DESCRIPTION OF THE TASK | Copy out each line in the material below that has the word "displayed".

EXTRACTED RECORDS |
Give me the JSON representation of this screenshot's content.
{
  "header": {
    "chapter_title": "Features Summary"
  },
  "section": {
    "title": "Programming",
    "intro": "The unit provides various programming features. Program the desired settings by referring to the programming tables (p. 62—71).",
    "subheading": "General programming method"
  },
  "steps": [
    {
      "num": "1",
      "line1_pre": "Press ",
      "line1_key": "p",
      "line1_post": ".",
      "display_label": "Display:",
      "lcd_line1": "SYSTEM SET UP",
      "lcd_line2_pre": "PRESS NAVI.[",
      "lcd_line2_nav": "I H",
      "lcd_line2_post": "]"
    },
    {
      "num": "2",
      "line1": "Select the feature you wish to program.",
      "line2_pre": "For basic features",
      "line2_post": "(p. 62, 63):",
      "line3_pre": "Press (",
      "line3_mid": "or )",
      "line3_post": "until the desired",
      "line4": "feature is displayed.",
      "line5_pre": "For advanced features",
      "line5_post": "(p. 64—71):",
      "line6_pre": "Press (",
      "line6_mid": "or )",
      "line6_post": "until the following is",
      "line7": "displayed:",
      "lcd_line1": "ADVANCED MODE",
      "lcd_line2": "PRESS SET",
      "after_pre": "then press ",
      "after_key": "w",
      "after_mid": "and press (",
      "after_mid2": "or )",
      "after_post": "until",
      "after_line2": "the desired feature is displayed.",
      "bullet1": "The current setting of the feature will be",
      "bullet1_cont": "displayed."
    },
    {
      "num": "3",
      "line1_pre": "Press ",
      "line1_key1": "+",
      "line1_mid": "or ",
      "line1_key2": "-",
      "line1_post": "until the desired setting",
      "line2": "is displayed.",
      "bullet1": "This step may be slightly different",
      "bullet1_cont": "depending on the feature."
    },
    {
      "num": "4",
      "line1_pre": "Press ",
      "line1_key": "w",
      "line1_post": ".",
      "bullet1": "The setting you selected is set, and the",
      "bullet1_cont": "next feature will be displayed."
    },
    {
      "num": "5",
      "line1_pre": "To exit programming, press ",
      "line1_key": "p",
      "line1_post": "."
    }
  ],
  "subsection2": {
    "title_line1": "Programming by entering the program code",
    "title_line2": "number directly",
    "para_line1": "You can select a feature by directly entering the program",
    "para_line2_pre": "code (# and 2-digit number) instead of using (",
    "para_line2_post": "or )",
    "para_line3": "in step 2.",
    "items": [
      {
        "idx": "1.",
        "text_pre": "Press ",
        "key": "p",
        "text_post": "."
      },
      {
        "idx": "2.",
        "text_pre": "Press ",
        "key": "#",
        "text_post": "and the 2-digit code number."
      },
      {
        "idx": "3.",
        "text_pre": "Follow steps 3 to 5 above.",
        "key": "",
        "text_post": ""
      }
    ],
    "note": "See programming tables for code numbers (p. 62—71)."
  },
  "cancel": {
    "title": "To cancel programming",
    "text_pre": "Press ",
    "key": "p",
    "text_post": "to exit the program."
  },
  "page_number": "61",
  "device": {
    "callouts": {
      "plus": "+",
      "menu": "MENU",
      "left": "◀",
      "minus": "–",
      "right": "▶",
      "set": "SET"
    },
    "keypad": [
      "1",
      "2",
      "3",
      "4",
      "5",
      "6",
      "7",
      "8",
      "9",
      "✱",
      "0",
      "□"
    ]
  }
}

SOLUTION FOR THIS PROBLEM |
      "line4": "feature is displayed.",
      "line7": "displayed:",
      "after_line2": "the desired feature is displayed.",
      "bullet1_cont": "displayed."
      "line2": "is displayed.",
      "bullet1_cont": "next feature will be displayed."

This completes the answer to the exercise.